***** LISTED RECORDS
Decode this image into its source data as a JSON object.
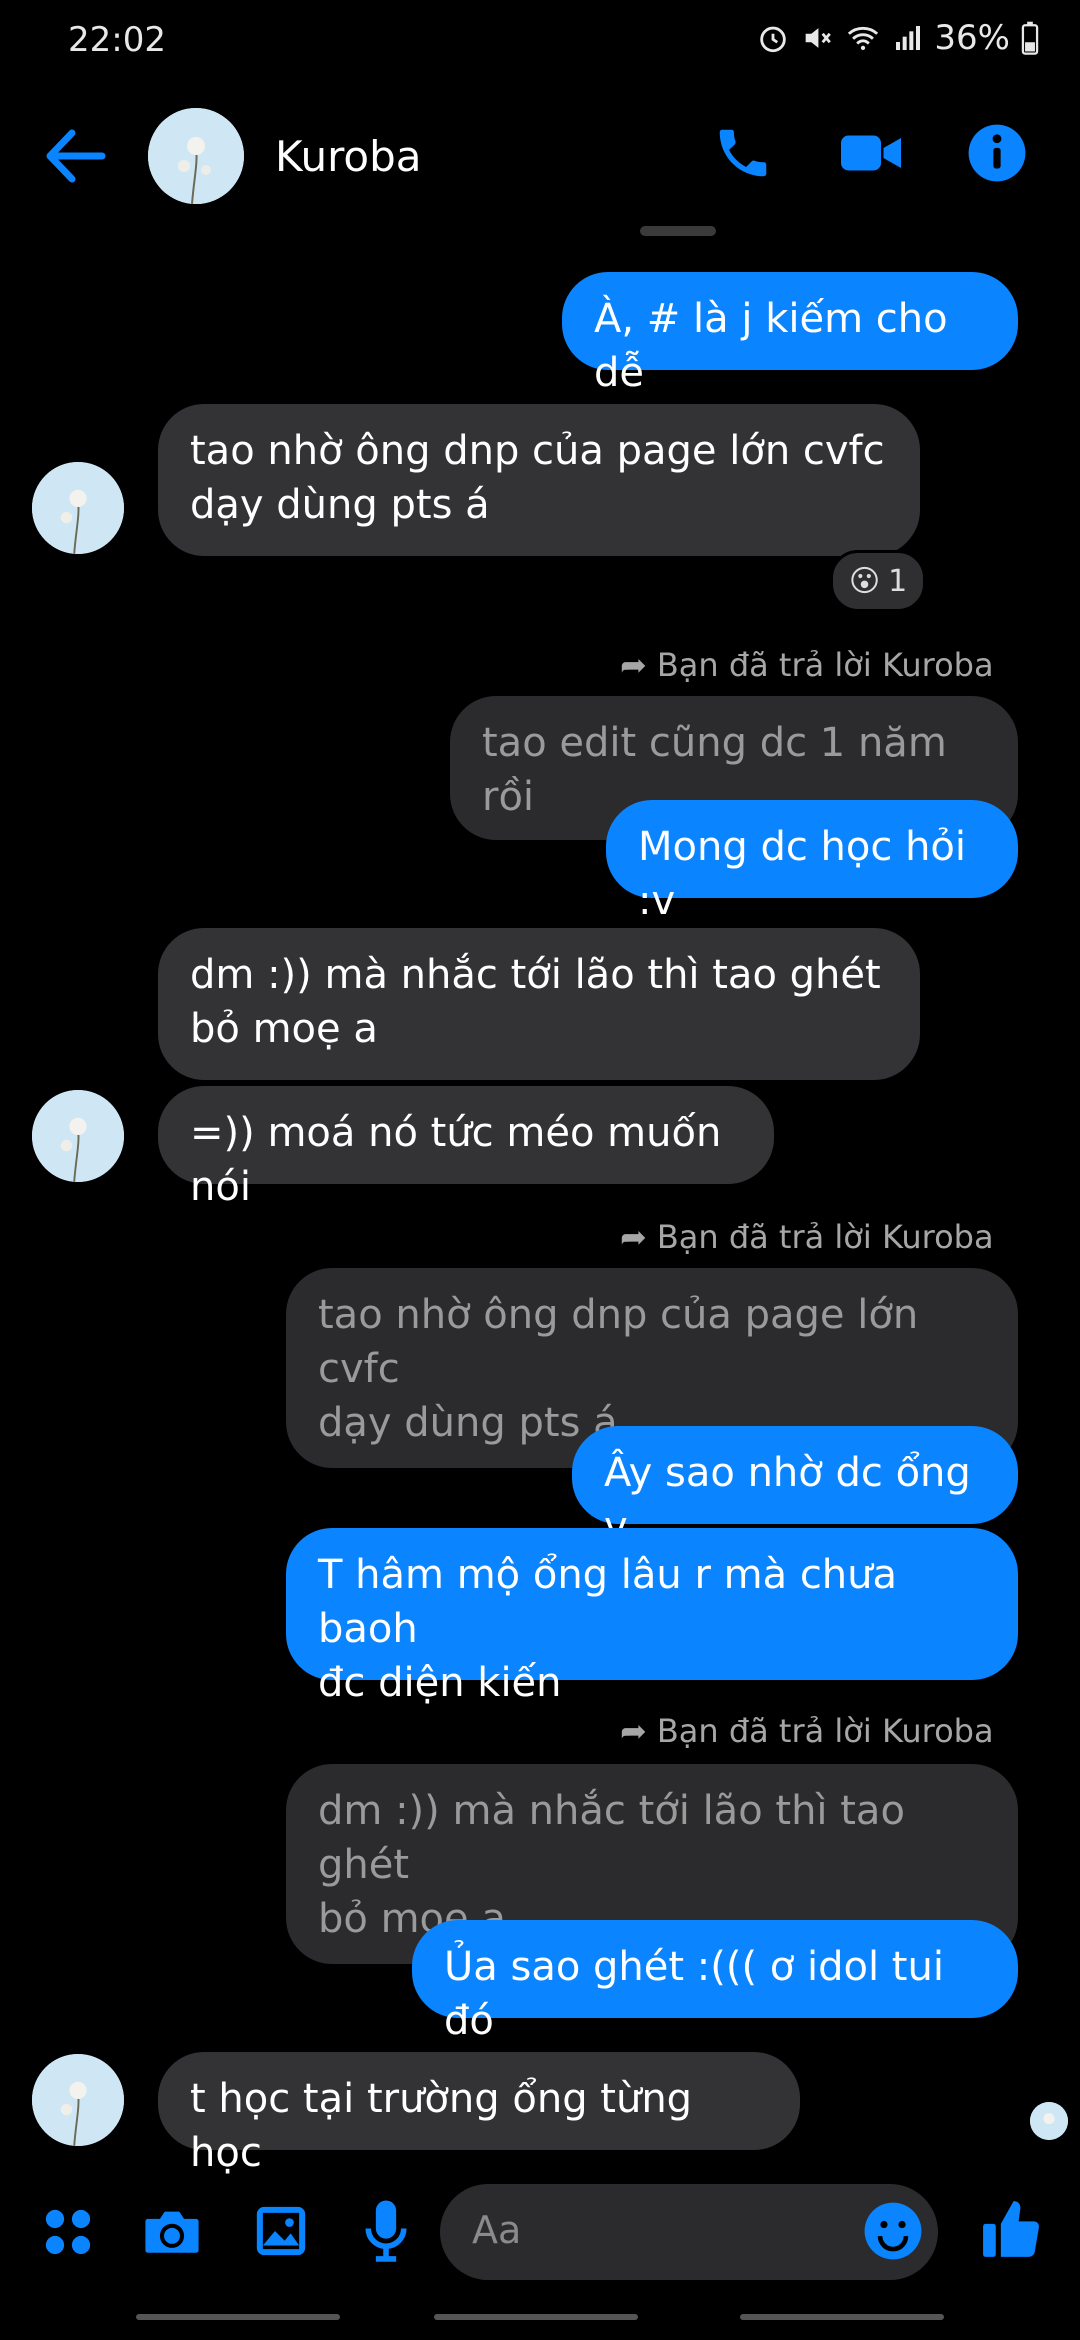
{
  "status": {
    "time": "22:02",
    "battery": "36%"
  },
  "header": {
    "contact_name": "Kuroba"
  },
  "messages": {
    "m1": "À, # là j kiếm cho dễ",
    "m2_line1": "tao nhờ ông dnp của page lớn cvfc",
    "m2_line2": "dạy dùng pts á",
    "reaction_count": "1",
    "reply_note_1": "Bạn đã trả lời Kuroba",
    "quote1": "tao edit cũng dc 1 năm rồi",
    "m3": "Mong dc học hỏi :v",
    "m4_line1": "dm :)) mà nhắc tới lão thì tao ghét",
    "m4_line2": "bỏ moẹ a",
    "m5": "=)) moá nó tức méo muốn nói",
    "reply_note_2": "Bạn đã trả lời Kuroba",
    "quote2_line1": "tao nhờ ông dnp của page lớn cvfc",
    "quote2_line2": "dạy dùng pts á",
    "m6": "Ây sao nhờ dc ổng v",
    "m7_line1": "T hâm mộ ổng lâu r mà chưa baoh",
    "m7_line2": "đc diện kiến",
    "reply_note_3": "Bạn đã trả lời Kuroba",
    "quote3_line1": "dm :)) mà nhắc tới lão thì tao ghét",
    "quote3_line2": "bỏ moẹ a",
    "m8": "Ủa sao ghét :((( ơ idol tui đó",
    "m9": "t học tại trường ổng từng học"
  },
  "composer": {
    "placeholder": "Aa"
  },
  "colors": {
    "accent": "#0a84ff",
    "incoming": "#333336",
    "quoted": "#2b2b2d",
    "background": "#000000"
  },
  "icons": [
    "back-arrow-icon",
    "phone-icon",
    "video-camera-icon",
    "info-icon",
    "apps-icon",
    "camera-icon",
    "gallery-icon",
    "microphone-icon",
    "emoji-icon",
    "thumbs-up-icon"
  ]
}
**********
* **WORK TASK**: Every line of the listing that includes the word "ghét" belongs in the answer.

* **SOLVED PROBLEM**:
    "m4_line1": "dm :)) mà nhắc tới lão thì tao ghét",
    "quote3_line1": "dm :)) mà nhắc tới lão thì tao ghét",
    "m8": "Ủa sao ghét :((( ơ idol tui đó",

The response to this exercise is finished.